A list of Comparable Vehicles Found for Sale Online
Some primary insurers will have their adjuster browse online car sale sites such as autotrader and craigslist for comparable vehicles. The average selling price of these comparable vehicles is used to determine their total loss settlement to you.
If this method is used by your adjuster, ask to see their list of the comparable vehicles. Look for vehicles that are for sale by private owners, which may be at a discounted price and unavailable to you if you are financing your vehicle. Also, ensure that no comparable vehicles have a status such as Rebuilt or Salvage, as these vehicles are often discounted thousands of dollars and will lower the average selling price substantially.
Applied Percentage of Depreciation
If your vehicle is less than a few months old your primary insurance adjuster may simply deduct an amount for depreciation from the MSRP of your vehicle. This is typically done when no comparable used vehicles can be found and may be done without the use of any valuation services. Ensure the amount of depreciation is fair for your vehicle.
Now that you are an expert on how vehicles are valued after a total loss, you can feel confident speaking with your adjuster and ensuring you receive fair value for your vehicle.

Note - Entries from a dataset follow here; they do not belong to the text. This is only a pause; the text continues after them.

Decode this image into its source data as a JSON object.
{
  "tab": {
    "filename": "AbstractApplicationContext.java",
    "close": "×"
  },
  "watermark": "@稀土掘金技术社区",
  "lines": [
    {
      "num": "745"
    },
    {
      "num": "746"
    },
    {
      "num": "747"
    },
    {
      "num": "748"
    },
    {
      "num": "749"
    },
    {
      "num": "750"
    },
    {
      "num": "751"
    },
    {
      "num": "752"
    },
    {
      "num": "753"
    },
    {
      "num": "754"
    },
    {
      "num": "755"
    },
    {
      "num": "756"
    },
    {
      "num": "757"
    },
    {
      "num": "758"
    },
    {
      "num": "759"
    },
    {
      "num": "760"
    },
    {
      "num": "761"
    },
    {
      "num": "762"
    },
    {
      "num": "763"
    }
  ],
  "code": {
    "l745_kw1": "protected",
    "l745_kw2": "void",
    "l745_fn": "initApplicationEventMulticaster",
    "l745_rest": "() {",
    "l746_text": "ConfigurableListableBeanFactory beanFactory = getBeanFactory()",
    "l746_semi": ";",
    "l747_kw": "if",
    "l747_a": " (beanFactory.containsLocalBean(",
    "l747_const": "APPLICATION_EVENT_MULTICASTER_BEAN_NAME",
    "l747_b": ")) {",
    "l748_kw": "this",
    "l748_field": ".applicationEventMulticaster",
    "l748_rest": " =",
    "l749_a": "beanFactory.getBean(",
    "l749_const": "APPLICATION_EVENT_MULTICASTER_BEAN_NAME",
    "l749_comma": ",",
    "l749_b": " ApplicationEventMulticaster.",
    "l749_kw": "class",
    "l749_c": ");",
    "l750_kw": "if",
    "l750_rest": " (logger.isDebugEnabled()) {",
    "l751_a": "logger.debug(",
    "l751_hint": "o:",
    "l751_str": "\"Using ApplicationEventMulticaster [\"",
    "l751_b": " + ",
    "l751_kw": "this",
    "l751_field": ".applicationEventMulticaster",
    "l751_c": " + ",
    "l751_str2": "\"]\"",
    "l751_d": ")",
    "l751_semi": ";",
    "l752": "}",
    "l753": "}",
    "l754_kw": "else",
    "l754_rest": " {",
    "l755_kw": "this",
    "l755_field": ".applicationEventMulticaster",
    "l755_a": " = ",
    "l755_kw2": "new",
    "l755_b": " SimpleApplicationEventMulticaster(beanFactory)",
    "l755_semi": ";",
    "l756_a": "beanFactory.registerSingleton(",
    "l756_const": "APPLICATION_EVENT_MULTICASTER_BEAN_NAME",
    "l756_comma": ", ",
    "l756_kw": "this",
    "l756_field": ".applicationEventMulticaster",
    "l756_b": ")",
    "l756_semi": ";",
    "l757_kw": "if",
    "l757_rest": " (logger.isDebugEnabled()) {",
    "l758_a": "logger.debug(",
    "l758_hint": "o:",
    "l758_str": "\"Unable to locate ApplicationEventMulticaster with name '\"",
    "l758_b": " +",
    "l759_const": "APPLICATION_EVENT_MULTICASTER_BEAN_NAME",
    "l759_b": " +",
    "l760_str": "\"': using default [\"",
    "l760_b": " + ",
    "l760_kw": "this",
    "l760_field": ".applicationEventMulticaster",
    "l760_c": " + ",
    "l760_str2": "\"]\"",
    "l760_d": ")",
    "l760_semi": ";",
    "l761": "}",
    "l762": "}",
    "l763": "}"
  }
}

A DriveSure policy protects your vehicle against depreciation after a total loss. Visit our New Car Replacement, Better Car Replacement and Limited Depreciation Insurance pages to estimate the financial gap that our policies protect against using our interactive depreciation graphs.
If you have any questions about your valuation and have a DriveSure policy, our claims agents are here to help, contact us and we will be happy to walk you through your valuation to ensure you are getting a fair total loss settlement from your primary insurer.